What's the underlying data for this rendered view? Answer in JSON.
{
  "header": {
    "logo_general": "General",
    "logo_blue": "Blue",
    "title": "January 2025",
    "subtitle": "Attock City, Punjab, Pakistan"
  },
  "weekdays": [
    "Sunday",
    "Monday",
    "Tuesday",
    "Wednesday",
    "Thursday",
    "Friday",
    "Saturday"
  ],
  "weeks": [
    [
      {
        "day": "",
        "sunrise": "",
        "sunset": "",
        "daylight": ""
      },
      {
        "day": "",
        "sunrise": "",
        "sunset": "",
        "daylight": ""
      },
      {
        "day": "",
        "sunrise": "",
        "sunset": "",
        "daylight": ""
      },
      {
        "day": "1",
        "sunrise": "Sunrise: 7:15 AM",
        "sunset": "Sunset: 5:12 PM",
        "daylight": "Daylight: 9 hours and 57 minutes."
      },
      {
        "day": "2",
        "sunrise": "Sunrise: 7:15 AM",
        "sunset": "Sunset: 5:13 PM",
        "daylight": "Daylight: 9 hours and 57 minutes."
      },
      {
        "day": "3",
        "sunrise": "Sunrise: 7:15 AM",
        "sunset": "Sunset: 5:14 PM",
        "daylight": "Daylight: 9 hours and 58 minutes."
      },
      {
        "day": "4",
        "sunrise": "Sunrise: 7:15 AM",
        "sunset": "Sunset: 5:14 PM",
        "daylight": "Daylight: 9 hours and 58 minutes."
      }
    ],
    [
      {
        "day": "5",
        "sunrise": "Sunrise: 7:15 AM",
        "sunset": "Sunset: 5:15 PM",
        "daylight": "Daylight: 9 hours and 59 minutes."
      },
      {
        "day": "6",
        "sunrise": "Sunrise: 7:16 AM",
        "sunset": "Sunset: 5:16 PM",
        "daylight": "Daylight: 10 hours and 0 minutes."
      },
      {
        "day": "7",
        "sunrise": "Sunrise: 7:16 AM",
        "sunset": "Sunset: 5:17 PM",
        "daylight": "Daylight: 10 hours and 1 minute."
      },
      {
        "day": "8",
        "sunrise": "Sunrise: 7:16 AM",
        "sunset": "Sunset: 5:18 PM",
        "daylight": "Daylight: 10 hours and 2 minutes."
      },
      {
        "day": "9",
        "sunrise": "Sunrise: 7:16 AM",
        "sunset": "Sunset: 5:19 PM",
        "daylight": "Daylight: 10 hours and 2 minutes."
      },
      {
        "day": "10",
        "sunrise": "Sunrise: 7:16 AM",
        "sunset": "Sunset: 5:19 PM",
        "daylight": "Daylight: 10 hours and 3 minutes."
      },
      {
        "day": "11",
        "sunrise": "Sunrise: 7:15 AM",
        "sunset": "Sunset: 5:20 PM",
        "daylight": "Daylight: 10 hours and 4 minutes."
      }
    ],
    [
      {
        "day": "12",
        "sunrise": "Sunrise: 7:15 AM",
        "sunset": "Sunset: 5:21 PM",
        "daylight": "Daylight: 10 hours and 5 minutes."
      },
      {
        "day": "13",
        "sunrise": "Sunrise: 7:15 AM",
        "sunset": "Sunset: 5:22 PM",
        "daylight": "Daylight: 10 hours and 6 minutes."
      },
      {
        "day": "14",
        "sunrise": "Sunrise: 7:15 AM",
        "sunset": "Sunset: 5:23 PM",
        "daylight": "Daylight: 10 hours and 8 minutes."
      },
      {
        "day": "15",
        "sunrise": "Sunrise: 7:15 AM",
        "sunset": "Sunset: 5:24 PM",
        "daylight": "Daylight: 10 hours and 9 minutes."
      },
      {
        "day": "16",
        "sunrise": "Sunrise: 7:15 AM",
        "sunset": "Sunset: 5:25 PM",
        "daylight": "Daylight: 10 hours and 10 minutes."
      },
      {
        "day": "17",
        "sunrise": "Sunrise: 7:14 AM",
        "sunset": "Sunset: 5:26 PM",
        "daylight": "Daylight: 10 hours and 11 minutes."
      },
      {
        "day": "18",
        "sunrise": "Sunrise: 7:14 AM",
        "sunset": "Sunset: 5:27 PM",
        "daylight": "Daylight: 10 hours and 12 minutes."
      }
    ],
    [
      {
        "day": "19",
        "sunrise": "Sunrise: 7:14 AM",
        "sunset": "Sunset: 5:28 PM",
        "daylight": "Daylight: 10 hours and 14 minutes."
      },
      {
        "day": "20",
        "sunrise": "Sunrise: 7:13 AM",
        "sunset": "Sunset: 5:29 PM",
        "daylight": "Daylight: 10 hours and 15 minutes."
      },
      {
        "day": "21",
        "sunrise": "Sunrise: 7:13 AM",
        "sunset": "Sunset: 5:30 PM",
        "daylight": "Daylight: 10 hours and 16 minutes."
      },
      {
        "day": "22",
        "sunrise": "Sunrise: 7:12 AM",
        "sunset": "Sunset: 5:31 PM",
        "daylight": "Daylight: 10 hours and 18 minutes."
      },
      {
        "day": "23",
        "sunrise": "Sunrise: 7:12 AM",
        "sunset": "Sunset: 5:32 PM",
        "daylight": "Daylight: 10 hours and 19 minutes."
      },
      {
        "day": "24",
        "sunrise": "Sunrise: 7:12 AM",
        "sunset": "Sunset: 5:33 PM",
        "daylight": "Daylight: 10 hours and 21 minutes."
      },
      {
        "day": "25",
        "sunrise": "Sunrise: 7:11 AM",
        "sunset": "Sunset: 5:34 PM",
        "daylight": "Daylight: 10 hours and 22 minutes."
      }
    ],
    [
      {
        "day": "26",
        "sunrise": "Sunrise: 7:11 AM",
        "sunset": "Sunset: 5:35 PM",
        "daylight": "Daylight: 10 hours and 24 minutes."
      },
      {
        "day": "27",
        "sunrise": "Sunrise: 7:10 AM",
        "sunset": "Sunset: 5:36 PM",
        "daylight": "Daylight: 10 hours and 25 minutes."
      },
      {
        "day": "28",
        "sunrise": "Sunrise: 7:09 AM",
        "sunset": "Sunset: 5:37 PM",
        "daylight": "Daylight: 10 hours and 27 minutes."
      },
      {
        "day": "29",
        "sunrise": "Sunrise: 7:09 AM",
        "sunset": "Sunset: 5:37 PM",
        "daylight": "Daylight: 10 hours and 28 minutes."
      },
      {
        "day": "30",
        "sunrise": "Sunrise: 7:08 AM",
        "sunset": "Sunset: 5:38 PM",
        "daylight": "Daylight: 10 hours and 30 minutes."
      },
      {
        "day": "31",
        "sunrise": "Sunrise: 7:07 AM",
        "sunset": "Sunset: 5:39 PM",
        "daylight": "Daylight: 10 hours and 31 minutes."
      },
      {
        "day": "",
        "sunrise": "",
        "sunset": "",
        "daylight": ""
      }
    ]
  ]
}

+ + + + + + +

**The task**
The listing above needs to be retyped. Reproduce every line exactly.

**Result of the exercise**
What's the underlying data for this rendered view? Answer in JSON.
{
  "header": {
    "logo_general": "General",
    "logo_blue": "Blue",
    "title": "January 2025",
    "subtitle": "Attock City, Punjab, Pakistan"
  },
  "weekdays": [
    "Sunday",
    "Monday",
    "Tuesday",
    "Wednesday",
    "Thursday",
    "Friday",
    "Saturday"
  ],
  "weeks": [
    [
      {
        "day": "",
        "sunrise": "",
        "sunset": "",
        "daylight": ""
      },
      {
        "day": "",
        "sunrise": "",
        "sunset": "",
        "daylight": ""
      },
      {
        "day": "",
        "sunrise": "",
        "sunset": "",
        "daylight": ""
      },
      {
        "day": "1",
        "sunrise": "Sunrise: 7:15 AM",
        "sunset": "Sunset: 5:12 PM",
        "daylight": "Daylight: 9 hours and 57 minutes."
      },
      {
        "day": "2",
        "sunrise": "Sunrise: 7:15 AM",
        "sunset": "Sunset: 5:13 PM",
        "daylight": "Daylight: 9 hours and 57 minutes."
      },
      {
        "day": "3",
        "sunrise": "Sunrise: 7:15 AM",
        "sunset": "Sunset: 5:14 PM",
        "daylight": "Daylight: 9 hours and 58 minutes."
      },
      {
        "day": "4",
        "sunrise": "Sunrise: 7:15 AM",
        "sunset": "Sunset: 5:14 PM",
        "daylight": "Daylight: 9 hours and 58 minutes."
      }
    ],
    [
      {
        "day": "5",
        "sunrise": "Sunrise: 7:15 AM",
        "sunset": "Sunset: 5:15 PM",
        "daylight": "Daylight: 9 hours and 59 minutes."
      },
      {
        "day": "6",
        "sunrise": "Sunrise: 7:16 AM",
        "sunset": "Sunset: 5:16 PM",
        "daylight": "Daylight: 10 hours and 0 minutes."
      },
      {
        "day": "7",
        "sunrise": "Sunrise: 7:16 AM",
        "sunset": "Sunset: 5:17 PM",
        "daylight": "Daylight: 10 hours and 1 minute."
      },
      {
        "day": "8",
        "sunrise": "Sunrise: 7:16 AM",
        "sunset": "Sunset: 5:18 PM",
        "daylight": "Daylight: 10 hours and 2 minutes."
      },
      {
        "day": "9",
        "sunrise": "Sunrise: 7:16 AM",
        "sunset": "Sunset: 5:19 PM",
        "daylight": "Daylight: 10 hours and 2 minutes."
      },
      {
        "day": "10",
        "sunrise": "Sunrise: 7:16 AM",
        "sunset": "Sunset: 5:19 PM",
        "daylight": "Daylight: 10 hours and 3 minutes."
      },
      {
        "day": "11",
        "sunrise": "Sunrise: 7:15 AM",
        "sunset": "Sunset: 5:20 PM",
        "daylight": "Daylight: 10 hours and 4 minutes."
      }
    ],
    [
      {
        "day": "12",
        "sunrise": "Sunrise: 7:15 AM",
        "sunset": "Sunset: 5:21 PM",
        "daylight": "Daylight: 10 hours and 5 minutes."
      },
      {
        "day": "13",
        "sunrise": "Sunrise: 7:15 AM",
        "sunset": "Sunset: 5:22 PM",
        "daylight": "Daylight: 10 hours and 6 minutes."
      },
      {
        "day": "14",
        "sunrise": "Sunrise: 7:15 AM",
        "sunset": "Sunset: 5:23 PM",
        "daylight": "Daylight: 10 hours and 8 minutes."
      },
      {
        "day": "15",
        "sunrise": "Sunrise: 7:15 AM",
        "sunset": "Sunset: 5:24 PM",
        "daylight": "Daylight: 10 hours and 9 minutes."
      },
      {
        "day": "16",
        "sunrise": "Sunrise: 7:15 AM",
        "sunset": "Sunset: 5:25 PM",
        "daylight": "Daylight: 10 hours and 10 minutes."
      },
      {
        "day": "17",
        "sunrise": "Sunrise: 7:14 AM",
        "sunset": "Sunset: 5:26 PM",
        "daylight": "Daylight: 10 hours and 11 minutes."
      },
      {
        "day": "18",
        "sunrise": "Sunrise: 7:14 AM",
        "sunset": "Sunset: 5:27 PM",
        "daylight": "Daylight: 10 hours and 12 minutes."
      }
    ],
    [
      {
        "day": "19",
        "sunrise": "Sunrise: 7:14 AM",
        "sunset": "Sunset: 5:28 PM",
        "daylight": "Daylight: 10 hours and 14 minutes."
      },
      {
        "day": "20",
        "sunrise": "Sunrise: 7:13 AM",
        "sunset": "Sunset: 5:29 PM",
        "daylight": "Daylight: 10 hours and 15 minutes."
      },
      {
        "day": "21",
        "sunrise": "Sunrise: 7:13 AM",
        "sunset": "Sunset: 5:30 PM",
        "daylight": "Daylight: 10 hours and 16 minutes."
      },
      {
        "day": "22",
        "sunrise": "Sunrise: 7:12 AM",
        "sunset": "Sunset: 5:31 PM",
        "daylight": "Daylight: 10 hours and 18 minutes."
      },
      {
        "day": "23",
        "sunrise": "Sunrise: 7:12 AM",
        "sunset": "Sunset: 5:32 PM",
        "daylight": "Daylight: 10 hours and 19 minutes."
      },
      {
        "day": "24",
        "sunrise": "Sunrise: 7:12 AM",
        "sunset": "Sunset: 5:33 PM",
        "daylight": "Daylight: 10 hours and 21 minutes."
      },
      {
        "day": "25",
        "sunrise": "Sunrise: 7:11 AM",
        "sunset": "Sunset: 5:34 PM",
        "daylight": "Daylight: 10 hours and 22 minutes."
      }
    ],
    [
      {
        "day": "26",
        "sunrise": "Sunrise: 7:11 AM",
        "sunset": "Sunset: 5:35 PM",
        "daylight": "Daylight: 10 hours and 24 minutes."
      },
      {
        "day": "27",
        "sunrise": "Sunrise: 7:10 AM",
        "sunset": "Sunset: 5:36 PM",
        "daylight": "Daylight: 10 hours and 25 minutes."
      },
      {
        "day": "28",
        "sunrise": "Sunrise: 7:09 AM",
        "sunset": "Sunset: 5:37 PM",
        "daylight": "Daylight: 10 hours and 27 minutes."
      },
      {
        "day": "29",
        "sunrise": "Sunrise: 7:09 AM",
        "sunset": "Sunset: 5:37 PM",
        "daylight": "Daylight: 10 hours and 28 minutes."
      },
      {
        "day": "30",
        "sunrise": "Sunrise: 7:08 AM",
        "sunset": "Sunset: 5:38 PM",
        "daylight": "Daylight: 10 hours and 30 minutes."
      },
      {
        "day": "31",
        "sunrise": "Sunrise: 7:07 AM",
        "sunset": "Sunset: 5:39 PM",
        "daylight": "Daylight: 10 hours and 31 minutes."
      },
      {
        "day": "",
        "sunrise": "",
        "sunset": "",
        "daylight": ""
      }
    ]
  ]
}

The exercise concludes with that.